Kulp and his business partner Christine Cikowski have been huge advocates for fair restaurant wages since they opened their business. They even went to Washington to lobby on behalf of restaurant workers.
"Providing good paying jobs and basic benefits like health insurance, paid time off, and sick pay should become the norm, not the exception," says Kulp. "We have for too long enjoyed undervalued food on the backs of restaurant workers. Just as we have worked to improve the quality and sourcing of our food, we must push to create workplaces that are fulfilling and fair. At Honey Butter Fried Chicken, we strive to serve our community and that community includes the people who are working for us. This service extends beyond simply paying better wages and offering benefits. We want our company to be a place where our staff can grow, have input, and feel empowered in their careers."
Alpana Singh, owner of The Boarding House and Seven Lions

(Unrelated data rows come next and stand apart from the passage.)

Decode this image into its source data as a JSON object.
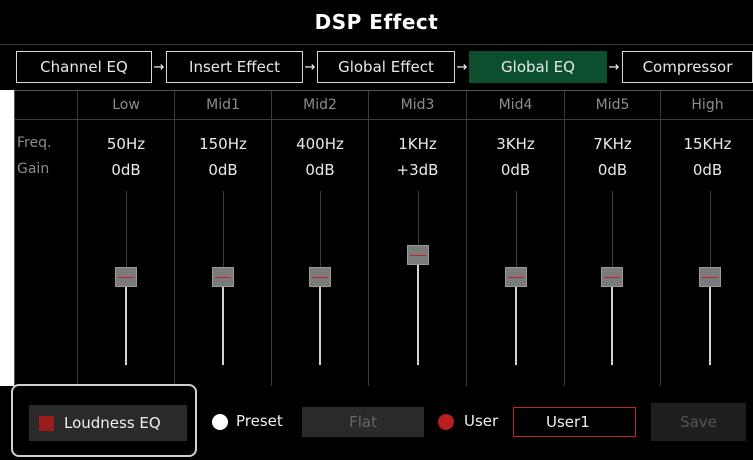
{
  "title": "DSP Effect",
  "tabs": [
    {
      "label": "Channel EQ",
      "active": false
    },
    {
      "label": "Insert Effect",
      "active": false
    },
    {
      "label": "Global Effect",
      "active": false
    },
    {
      "label": "Global EQ",
      "active": true
    },
    {
      "label": "Compressor",
      "active": false
    }
  ],
  "tab_arrow": "→",
  "row_labels": {
    "freq": "Freq.",
    "gain": "Gain"
  },
  "bands": [
    {
      "name": "Low",
      "freq": "50Hz",
      "gain": "0dB"
    },
    {
      "name": "Mid1",
      "freq": "150Hz",
      "gain": "0dB"
    },
    {
      "name": "Mid2",
      "freq": "400Hz",
      "gain": "0dB"
    },
    {
      "name": "Mid3",
      "freq": "1KHz",
      "gain": "+3dB"
    },
    {
      "name": "Mid4",
      "freq": "3KHz",
      "gain": "0dB"
    },
    {
      "name": "Mid5",
      "freq": "7KHz",
      "gain": "0dB"
    },
    {
      "name": "High",
      "freq": "15KHz",
      "gain": "0dB"
    }
  ],
  "bottom": {
    "loudness_label": "Loudness EQ",
    "preset_label": "Preset",
    "preset_value": "Flat",
    "user_label": "User",
    "user_value": "User1",
    "save_label": "Save"
  },
  "colors": {
    "active_tab": "#0c4f2e",
    "accent_red": "#c2202a",
    "checkbox_red": "#9c1c1c",
    "preset_radio": "#ffffff",
    "user_radio": "#b81e1e"
  }
}
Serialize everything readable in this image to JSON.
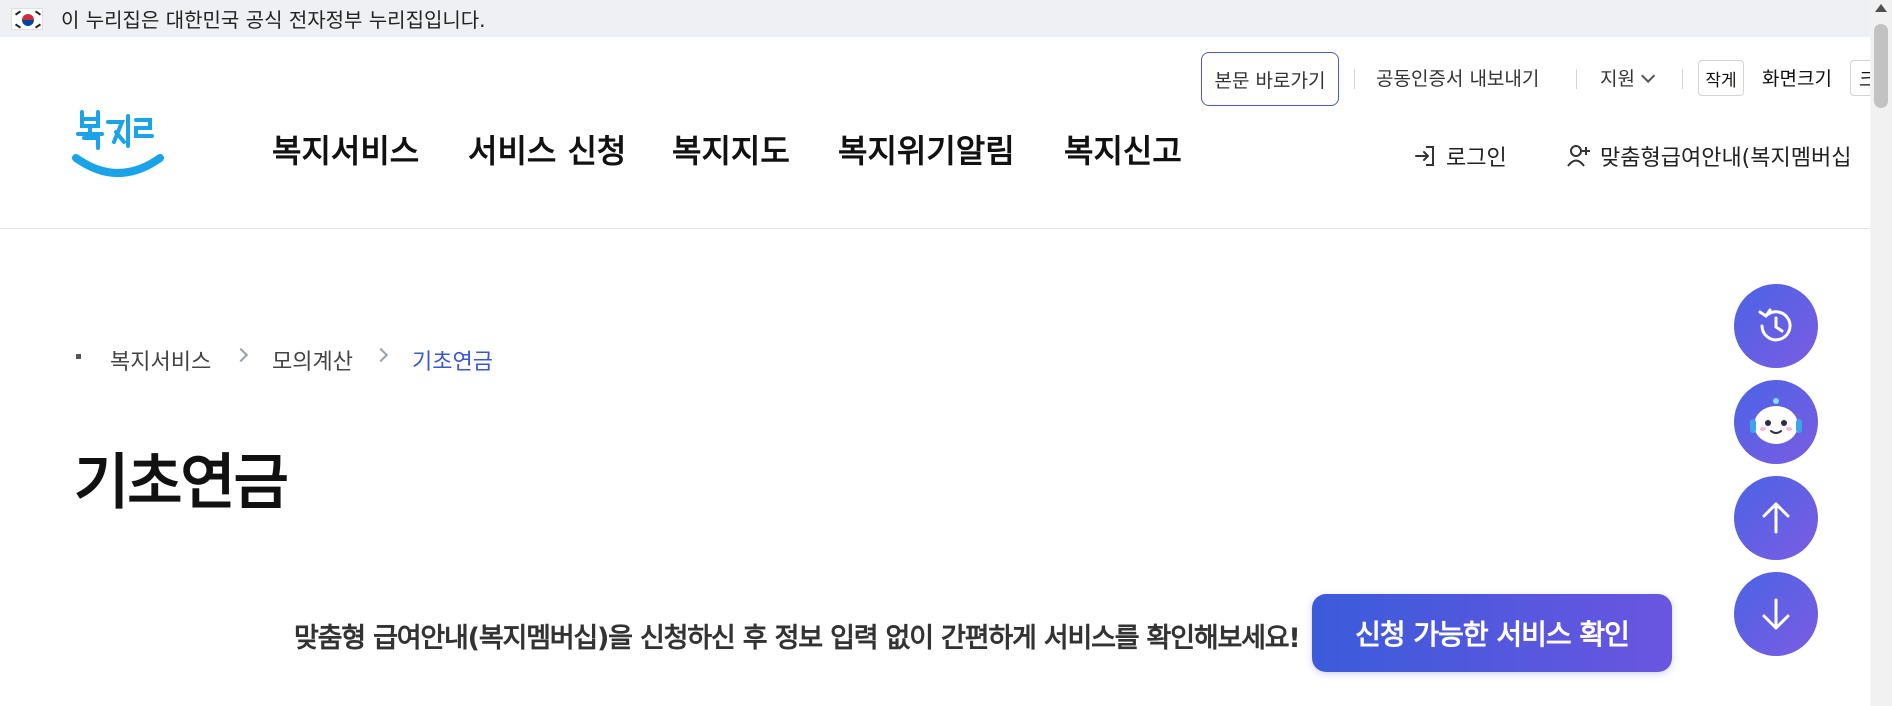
{
  "gov_banner": {
    "text": "이 누리집은 대한민국 공식 전자정부 누리집입니다.",
    "flag_icon": "korea-flag-icon"
  },
  "utility": {
    "skip_to_content": "본문 바로가기",
    "certificate_export": "공동인증서 내보내기",
    "support": "지원",
    "font_small": "작게",
    "font_size_label": "화면크기",
    "font_large": "크"
  },
  "logo": {
    "text": "복지로",
    "brand_color": "#1aa3e8"
  },
  "gnb": {
    "items": [
      {
        "label": "복지서비스"
      },
      {
        "label": "서비스 신청"
      },
      {
        "label": "복지지도"
      },
      {
        "label": "복지위기알림"
      },
      {
        "label": "복지신고"
      }
    ]
  },
  "header_actions": {
    "login": "로그인",
    "member_service": "맞춤형급여안내(복지멤버십"
  },
  "breadcrumb": {
    "items": [
      "복지서비스",
      "모의계산",
      "기초연금"
    ]
  },
  "page": {
    "title": "기초연금"
  },
  "promo": {
    "text": "맞춤형 급여안내(복지멤버십)을 신청하신 후 정보 입력 없이 간편하게 서비스를 확인해보세요!",
    "button": "신청 가능한 서비스 확인"
  },
  "quick_menu": {
    "items": [
      "history-icon",
      "chatbot-icon",
      "scroll-top-icon",
      "scroll-bottom-icon"
    ]
  },
  "colors": {
    "accent": "#3b57d4",
    "gradient_start": "#3b5bdb",
    "gradient_end": "#7b5ce2"
  }
}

Singh has years and years of experience in the food industry in lots of different jobs. She's also an owner, who is concerned about competitive pressure. She says, "Danny Meyer's decision to eliminate tipping is understandable given the pressures and challenges restaurants are facing with increased minimum wage, paid sick leave, rising operating costs, disparity in pay between front and back of the house workers and new federal mandates. Restaurateurs want to do the right thing and take care of their people while balancing what is financially pragmatic and prudent for the health of the business."
But, she says, there's some risk: "It's also important to remain sensitive to the needs of the customer in terms of remaining competitively priced in the market."
She notes that their restaurant group is keeping a very close eye on the situation and waiting to see if there's a "critical mass" of restaurants switching.
Ina Pinkney, former owner of Ina's and columnist for the Tribune
Ina points out that in Europe serving is a profession and has always been salaried. She also points out that tipping, especially cash tipping, is always rife with fraud. "You can track the credit card sales easily, but cash is another issue. Not sure how many owners track it by making sure all cash get placed in a secure location and divided later, which is tough when people start shifts at different times."
She's concerned that servers won't like the shift, since it eliminates the instant payday. But she's optimistic that things are changing: "Danny Meyers is the smartest man in the business when it comes to customer service and innovation so I'm banking on him to change the culture."
Bruce Finkelman, partner at Dusek's, Punch House, Promontory
Finkelman is a bit wary of the change, based on his experiences in places where servers are salaried: "It's the format used in Europe, and I've got to say, my experience hasn't always been the most positive. It doesn't always translate to the best experience."
Instead of switching to a salaried system, he's interested in finding other ways to increase employees' quality of life. "At our company, we're very conscious of making sure we retain good employees, and although this brings up interesting points, I'm not sure that this is the right way to achieve that," he says. "One of the biggest things that we’re doing with our employees is to raise their quality of life. We’re sitting down and talking about their longterm goals five years down the line, and how we can reach them together as a company."
Ferdia Doherty, co-owner of Farmhouse and the upcoming Farm Bar
Unlike some who complain that American service isn't like Europe, Doherty thinks tipping is special. "The tipping culture in America is longstanding and an ingrained part of the fabric of this nation," he says.
He also doesn't think that service comes only from great tips. "We believe that the level of service is not directly related to the level of tipping, and that great service comes from great hospitality people, a great work environment and exceptional training. We are firm believers in a good wage and benefits for all of our employees."
Will Farmhouse switch over? "[W]e will wait and see how this plays out. Chicago already has already implemented this policy with The Radler, Alinea and Grace but will others follow? I think some will try and see how it goes!”